"PBS may award my preferred pairings to a more junior crewmember to make it easier to satisfy overall coverage"
A good PBS should not do this. It is a violation of seniority. A PBS may require you to work on certain days you want off, but this should also be true for everyone junior to you. A PBS should not reserve, for instance, certain pairings as fillers for junior lines in order to satisfy overall coverage.
What should the overall satisfaction rate be for a PBS?
The satisfaction rate greatly depends on how users bid. A lot of users end up bidding correctly and this can alter the results. Assuming everyone bids for what they want, the top one third should get what they prefer, the middle third should get about half of what they prefer, and the bottom third should get some of what they prefer.
My company already uses PBS. It is not my concern anymore.
Wrong. Different systems differ greatly in performance and satisfaction. As a crewmember, you can help make a change if you are not satisfied with your current system.
As a junior crewmember, what should I expect with PBS?
You probably won't be able to get weekends off as a lineholder, and most likely on Thanksgiving and Christmas. However, this is also very true in a Bid Line system. However, you should be able to get specific days off, preferred layover cities, credit hours, etc. You may also be awarded as a reserve during days you request off.
Can you go wrong with PBS?
Absolutely. A bad performing PBS, poor rules and contracts between company and crewmembers, poor training, and bad vendor services can all contribute to the failure of a PBS. Once a system is implemented. It is hard to change. It is important to deal with a company that not only has a good system, but also knows the potential pitfalls of PBS and can help you avoid them.
How much money will PBS save?
With a correct implementation of PBS, we can expect a 5-7% savings on crew in addition to the reduced operation cost due to a simplified process. All cases are different, and it is advised that a benchmark test always be performed before committing to a system.
How much does PBS cost?
The more crewmembers, the lower the average cost. Different cases can result in different prices. Usually, the cost is less than 5$ per crewmember per month. Company savings due to PBS must also be factored in when calculating overall cost.
Do not hesitate to contact us. Our information can be found on our website, aos.us
If your airline has made the decision to switch to PBS, we hope that you explore all available options before settling on a vendor. Advanced Optimization Systems is willing to provide benchmark tests for your consideration. We are able to provide a Stress Bidding benchmark where all crewmembers have the same bids to ensure seniority is honored. We also provide a Reality Bidding test where there are test groups that make different bids. This mimics real world bidding where each crewmember bids based on his or her needs. We believe the results of these benchmarks will show that our system can provide high satisfaction for both junior and senior crewmembers.

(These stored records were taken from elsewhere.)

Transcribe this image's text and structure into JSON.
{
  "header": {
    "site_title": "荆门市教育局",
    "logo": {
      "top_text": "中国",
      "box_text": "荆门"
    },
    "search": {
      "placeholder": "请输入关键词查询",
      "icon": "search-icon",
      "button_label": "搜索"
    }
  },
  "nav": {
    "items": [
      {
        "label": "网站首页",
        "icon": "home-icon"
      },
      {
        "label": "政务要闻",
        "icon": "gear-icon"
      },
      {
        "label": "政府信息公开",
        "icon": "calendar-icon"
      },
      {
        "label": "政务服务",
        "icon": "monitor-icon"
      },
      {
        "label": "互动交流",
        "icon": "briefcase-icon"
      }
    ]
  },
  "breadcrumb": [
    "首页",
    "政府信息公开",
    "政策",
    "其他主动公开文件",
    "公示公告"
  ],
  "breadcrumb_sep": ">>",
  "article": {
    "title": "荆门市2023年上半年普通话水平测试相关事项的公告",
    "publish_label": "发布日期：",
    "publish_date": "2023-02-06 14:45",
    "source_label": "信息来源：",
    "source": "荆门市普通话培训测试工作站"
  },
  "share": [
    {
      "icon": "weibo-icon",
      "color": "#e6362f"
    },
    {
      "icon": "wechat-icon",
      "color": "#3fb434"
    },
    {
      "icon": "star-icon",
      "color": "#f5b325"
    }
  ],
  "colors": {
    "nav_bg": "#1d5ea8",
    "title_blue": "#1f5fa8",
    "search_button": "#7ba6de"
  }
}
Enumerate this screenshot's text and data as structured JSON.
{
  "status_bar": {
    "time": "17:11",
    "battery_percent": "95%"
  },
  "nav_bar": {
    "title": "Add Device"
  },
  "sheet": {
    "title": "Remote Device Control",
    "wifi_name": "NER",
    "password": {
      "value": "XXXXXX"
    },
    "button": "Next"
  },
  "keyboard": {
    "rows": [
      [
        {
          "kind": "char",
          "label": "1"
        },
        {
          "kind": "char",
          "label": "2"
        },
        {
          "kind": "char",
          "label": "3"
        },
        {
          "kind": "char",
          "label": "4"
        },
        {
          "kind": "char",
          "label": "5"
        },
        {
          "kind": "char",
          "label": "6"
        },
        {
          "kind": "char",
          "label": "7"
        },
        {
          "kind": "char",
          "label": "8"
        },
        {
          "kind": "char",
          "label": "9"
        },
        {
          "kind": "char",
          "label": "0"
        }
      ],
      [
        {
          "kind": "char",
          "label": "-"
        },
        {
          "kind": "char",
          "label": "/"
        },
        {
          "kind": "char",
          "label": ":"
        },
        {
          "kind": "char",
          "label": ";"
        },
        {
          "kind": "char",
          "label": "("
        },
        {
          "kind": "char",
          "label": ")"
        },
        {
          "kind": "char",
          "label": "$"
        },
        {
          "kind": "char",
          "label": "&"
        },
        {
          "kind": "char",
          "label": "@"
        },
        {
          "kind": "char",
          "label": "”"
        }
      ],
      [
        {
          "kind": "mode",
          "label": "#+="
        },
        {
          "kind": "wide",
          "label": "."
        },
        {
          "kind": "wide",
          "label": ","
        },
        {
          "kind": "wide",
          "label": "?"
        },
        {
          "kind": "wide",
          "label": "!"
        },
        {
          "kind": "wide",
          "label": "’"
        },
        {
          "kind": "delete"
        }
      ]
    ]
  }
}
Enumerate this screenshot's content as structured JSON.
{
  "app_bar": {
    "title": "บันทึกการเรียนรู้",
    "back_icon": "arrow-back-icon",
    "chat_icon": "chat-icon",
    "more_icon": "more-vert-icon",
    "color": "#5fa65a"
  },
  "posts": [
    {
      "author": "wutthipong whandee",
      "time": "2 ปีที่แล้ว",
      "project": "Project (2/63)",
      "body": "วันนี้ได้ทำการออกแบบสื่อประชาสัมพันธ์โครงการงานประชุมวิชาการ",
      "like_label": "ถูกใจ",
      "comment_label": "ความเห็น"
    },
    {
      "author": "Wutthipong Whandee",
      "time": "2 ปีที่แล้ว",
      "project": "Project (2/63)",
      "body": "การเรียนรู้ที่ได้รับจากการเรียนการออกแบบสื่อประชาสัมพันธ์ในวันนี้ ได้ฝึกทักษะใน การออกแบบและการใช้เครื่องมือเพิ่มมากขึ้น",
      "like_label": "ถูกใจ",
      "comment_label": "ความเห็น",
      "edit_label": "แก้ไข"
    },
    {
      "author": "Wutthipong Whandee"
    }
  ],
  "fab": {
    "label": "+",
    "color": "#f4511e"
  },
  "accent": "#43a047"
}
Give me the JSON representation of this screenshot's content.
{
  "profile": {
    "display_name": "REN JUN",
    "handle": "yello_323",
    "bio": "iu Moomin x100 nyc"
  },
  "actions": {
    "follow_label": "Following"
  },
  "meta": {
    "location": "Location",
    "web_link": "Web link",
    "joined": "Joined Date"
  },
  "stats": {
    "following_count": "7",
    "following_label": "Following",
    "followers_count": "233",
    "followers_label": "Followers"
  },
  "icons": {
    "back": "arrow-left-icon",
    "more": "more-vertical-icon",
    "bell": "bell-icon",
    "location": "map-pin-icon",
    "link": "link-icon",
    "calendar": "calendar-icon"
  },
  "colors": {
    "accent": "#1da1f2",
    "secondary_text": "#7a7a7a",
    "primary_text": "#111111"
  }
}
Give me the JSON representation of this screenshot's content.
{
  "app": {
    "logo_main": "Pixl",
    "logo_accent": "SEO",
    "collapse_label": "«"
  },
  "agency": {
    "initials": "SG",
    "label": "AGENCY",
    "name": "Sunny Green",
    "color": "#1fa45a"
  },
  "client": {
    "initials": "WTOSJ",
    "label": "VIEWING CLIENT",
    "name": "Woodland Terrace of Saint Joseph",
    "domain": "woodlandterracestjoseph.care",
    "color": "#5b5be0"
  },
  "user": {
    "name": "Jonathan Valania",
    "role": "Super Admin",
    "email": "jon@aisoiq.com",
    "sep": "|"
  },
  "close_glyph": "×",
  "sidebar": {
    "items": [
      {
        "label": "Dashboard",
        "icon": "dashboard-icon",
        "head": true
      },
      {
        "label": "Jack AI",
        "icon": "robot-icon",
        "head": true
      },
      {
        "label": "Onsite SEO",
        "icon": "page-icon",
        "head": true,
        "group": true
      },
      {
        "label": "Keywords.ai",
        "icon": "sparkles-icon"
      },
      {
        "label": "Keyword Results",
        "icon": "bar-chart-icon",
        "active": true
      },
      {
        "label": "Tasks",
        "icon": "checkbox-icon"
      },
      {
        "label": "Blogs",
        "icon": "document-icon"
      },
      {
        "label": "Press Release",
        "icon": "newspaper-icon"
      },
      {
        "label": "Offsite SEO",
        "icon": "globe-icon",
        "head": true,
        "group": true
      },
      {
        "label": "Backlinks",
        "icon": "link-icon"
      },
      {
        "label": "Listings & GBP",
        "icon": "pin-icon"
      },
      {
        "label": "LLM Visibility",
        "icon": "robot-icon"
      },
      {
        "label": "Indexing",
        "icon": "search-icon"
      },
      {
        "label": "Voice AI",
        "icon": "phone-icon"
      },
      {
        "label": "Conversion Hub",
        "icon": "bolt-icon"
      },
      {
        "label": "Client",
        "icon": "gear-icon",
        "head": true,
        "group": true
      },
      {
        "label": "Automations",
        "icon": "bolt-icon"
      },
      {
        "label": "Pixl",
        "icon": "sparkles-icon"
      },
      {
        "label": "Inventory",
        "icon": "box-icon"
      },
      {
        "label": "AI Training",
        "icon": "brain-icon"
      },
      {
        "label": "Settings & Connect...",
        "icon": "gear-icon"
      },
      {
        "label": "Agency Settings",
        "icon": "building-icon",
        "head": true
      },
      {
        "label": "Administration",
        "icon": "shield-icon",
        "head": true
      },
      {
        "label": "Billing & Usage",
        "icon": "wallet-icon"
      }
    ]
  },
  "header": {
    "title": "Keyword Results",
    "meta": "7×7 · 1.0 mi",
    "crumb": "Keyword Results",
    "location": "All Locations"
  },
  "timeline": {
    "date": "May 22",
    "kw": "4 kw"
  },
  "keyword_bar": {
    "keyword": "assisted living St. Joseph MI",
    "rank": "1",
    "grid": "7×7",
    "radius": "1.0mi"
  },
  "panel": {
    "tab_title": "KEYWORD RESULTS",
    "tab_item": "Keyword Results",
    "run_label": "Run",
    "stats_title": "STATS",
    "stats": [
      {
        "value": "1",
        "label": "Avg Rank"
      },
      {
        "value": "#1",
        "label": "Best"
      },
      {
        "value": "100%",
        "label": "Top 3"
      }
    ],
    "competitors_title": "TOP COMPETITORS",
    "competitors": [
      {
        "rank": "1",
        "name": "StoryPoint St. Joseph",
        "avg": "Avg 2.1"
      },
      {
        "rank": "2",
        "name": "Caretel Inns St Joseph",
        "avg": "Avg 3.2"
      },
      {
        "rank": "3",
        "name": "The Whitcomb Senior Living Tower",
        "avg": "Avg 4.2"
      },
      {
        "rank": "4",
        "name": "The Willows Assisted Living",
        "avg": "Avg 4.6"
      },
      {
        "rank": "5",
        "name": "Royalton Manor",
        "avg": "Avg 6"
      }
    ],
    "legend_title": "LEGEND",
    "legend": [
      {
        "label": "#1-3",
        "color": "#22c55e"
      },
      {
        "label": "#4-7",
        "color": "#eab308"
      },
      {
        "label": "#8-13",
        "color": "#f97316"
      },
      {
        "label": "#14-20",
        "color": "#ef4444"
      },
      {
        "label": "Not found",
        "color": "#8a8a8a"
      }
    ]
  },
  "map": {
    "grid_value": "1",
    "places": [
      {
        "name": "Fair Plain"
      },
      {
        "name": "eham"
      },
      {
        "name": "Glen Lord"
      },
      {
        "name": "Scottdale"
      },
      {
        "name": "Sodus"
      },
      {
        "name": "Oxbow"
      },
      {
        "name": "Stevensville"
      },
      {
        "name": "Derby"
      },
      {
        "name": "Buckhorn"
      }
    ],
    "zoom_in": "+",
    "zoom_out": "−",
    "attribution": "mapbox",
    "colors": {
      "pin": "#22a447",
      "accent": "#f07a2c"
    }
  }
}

If you decide to go in a different direction, here is a list of other vendors offering PBS:
We recommend that you get a reference from their PBS crewplanners and crewmembers.